Understanding your spouse’s personality may be the most important component of learning how to do life together over the long haul. I’d suggest both of you take a DISC Personality Styles Assessment from either Dave Ramsey or Chris LoCurto. Once you get your results, read them for yourself and share them with one another. Have a discussion based on the results and insights gleaned from the assessment about how you can better communicate with one another in the future.
For instance, a high-D personality probably wants to get right to the point without any extra fluff or detail, while a high-C personality not only wants detail but lots of it—along with graphs, charts, and full slideshow followed by a Q&A session. A high-I personality can be impulsive while a high-S—the most common personality style—will want time to think things over and often needs some follow-up. Knowing these personality quirks can help you communicate better and become more understanding and patient with one another.
- Don’t assume your spouse isn’t engaged or doesn’t care.
This goes back to personality styles. Some people are more easy-going than others, so they tend to display less urgency or fewer signs of worry than others. Know your spouse’s typical way of reacting to stress or difficult circumstances so that you’re not surprised when the circumstances of life hit your family.
Watch your spouse’s actions to determine how they really feel about an issue. You have every right to be upset or concerned if they say they’re on board but you never see any movement, but be careful about equating a slow reaction or doing something differently than you would as a lack of care.
- Make sure you’re doing your part to be and stay engaged.
Unlike the couple in the story above, there’s no room for willful immaturity on either person’s part. When viewed from the outside, that couple’s biggest problem was communication. Sure, it’s apparent there were some pretty serious underlying issues making good communication between them impossible, but in the end it was a lack of open, authentic communication keeping them from working as a team.

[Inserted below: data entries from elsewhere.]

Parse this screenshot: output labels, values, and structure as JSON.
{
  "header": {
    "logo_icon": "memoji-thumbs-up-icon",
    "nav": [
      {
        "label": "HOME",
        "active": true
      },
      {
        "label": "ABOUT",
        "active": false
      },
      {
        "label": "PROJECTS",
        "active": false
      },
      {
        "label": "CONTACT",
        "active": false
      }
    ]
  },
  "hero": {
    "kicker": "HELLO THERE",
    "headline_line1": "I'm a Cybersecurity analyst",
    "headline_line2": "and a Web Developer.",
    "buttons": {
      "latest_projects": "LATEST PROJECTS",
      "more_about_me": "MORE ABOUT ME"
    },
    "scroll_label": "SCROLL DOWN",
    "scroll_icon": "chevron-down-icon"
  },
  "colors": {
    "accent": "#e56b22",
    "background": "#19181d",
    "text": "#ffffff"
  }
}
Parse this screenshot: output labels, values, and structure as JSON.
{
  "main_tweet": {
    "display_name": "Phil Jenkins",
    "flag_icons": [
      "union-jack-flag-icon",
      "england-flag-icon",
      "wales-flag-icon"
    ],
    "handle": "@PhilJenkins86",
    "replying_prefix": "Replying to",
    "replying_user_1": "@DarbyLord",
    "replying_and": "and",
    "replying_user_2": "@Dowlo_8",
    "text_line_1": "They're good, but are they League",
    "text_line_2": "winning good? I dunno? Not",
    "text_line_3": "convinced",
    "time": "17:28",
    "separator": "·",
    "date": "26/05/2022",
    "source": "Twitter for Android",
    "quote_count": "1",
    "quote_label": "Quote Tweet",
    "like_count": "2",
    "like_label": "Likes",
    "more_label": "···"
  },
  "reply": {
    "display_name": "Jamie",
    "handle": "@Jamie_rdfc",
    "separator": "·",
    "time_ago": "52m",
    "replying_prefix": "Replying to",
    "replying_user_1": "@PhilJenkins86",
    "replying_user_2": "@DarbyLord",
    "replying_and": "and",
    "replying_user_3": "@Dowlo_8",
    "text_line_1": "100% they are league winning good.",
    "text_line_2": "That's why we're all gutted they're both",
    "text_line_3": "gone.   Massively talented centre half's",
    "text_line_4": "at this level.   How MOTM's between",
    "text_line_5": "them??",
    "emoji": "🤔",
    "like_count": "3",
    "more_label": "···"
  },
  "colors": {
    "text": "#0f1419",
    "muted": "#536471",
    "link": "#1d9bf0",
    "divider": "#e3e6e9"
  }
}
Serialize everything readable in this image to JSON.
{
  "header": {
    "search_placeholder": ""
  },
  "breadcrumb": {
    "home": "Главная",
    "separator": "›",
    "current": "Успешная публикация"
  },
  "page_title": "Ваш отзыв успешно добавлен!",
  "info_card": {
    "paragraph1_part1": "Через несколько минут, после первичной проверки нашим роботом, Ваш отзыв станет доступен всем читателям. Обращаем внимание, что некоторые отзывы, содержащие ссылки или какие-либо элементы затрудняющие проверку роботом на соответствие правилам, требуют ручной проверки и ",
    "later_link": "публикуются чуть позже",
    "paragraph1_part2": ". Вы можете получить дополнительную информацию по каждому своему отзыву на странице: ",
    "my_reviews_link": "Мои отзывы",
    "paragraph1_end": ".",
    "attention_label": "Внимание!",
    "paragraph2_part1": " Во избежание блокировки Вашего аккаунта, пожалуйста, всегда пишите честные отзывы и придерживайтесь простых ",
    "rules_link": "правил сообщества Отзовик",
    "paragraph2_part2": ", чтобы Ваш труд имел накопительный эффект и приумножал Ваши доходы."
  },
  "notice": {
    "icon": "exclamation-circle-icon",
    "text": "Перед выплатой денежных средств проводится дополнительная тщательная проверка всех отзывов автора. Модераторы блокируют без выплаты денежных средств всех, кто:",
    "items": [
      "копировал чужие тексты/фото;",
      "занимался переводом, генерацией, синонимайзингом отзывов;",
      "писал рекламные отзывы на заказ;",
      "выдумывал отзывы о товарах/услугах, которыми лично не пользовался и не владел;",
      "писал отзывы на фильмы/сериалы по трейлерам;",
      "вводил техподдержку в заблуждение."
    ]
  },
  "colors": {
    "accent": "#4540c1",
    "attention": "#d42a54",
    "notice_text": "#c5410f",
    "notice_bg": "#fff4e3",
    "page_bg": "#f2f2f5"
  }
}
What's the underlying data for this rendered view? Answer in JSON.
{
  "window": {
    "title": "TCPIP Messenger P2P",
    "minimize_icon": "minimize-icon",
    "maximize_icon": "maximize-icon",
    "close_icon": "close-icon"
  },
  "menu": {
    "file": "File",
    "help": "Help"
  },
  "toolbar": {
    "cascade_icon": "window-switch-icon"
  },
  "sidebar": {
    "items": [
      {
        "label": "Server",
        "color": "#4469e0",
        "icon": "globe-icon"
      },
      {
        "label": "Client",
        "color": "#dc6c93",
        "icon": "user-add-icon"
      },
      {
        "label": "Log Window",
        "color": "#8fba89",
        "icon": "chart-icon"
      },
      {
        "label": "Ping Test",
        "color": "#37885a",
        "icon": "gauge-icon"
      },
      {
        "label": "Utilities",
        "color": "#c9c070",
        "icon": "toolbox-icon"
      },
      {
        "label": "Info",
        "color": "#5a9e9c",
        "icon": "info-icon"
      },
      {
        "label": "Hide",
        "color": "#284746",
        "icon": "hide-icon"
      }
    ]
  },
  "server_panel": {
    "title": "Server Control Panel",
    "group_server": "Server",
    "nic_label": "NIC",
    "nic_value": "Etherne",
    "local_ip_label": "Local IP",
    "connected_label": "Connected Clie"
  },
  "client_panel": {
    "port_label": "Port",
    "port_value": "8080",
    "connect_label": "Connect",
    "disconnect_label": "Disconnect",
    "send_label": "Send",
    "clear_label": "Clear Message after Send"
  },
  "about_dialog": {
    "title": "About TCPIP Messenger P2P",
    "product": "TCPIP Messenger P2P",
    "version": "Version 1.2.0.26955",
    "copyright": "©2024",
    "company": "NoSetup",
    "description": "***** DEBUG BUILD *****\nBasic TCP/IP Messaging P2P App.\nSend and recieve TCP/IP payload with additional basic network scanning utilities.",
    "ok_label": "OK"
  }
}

The other issue you can see is that there’s no agreement between them. Again, it really doesn’t matter who was right or wrong as much as the fact that they seemed to be as far from each other as possible in terms of moving together towards a mutually agreed upon destination.
- Coming together often helps you stay together longer.
Like holding monthly budget meetings, coming together regularly to review and discuss your progress helps not only keep you on pace to reach your goal, but it keeps the lines of communication open between you. Going back to personality styles once again, some people need repetition and reinforcement. Others just need regular check-ins to assure themselves everyone’s on-task and still working toward a shared goal.
Above all, learn to be honest with each other—even if your desires have done a 180° turnaround in the opposite direction since you began this road together. There’s probably nothing you can’t overcome together if you’re open, honest, and communicating regularly.
Remember the wisdom found in the Bible. Amos 3:3 says, “Do two walk together unless they have agreed to do so?” (NIV). I like how the New Living Translation puts it when it says, “Can two people walk together without agreeing on the direction?”
Get together and come to an agreement so that you can walk together. Become teammates in reality—not just because a legal document you signed years ago says you should be.
Be so together that the world doesn’t need to see matching jerseys to recognize that you and your spouse are a unified team.
I’m Jeff M. Miller, and I help ordinary people who are stuck in a rut change their behaviors so they can be extraordinary. I’m an entrepreneur who retired from my full-time job in my early 40s to work from home. I’m a financial counselor, life coach, graphic designer, and passionate believer in helping others improve their lives a little more each day.